ASSIGNMENT
Work through the listing below and state how many of its lines hold the word "arrow". Give no other output.

DATA UNDER STUDY
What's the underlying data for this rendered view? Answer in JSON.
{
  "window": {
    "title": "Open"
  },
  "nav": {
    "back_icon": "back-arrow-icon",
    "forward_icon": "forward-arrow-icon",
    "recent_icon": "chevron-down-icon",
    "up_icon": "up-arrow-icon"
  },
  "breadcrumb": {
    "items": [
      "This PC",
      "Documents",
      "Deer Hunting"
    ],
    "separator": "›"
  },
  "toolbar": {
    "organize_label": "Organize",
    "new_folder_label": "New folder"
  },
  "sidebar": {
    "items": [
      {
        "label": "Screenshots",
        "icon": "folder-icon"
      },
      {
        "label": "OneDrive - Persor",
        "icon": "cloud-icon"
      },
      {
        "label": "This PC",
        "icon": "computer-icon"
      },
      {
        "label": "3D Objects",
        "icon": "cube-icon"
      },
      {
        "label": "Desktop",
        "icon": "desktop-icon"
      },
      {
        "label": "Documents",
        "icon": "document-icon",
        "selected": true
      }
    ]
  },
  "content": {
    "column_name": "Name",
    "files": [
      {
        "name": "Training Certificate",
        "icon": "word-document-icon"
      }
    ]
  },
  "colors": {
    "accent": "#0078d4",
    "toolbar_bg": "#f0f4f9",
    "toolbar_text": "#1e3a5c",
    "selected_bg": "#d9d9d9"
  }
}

ANSWER BOX
3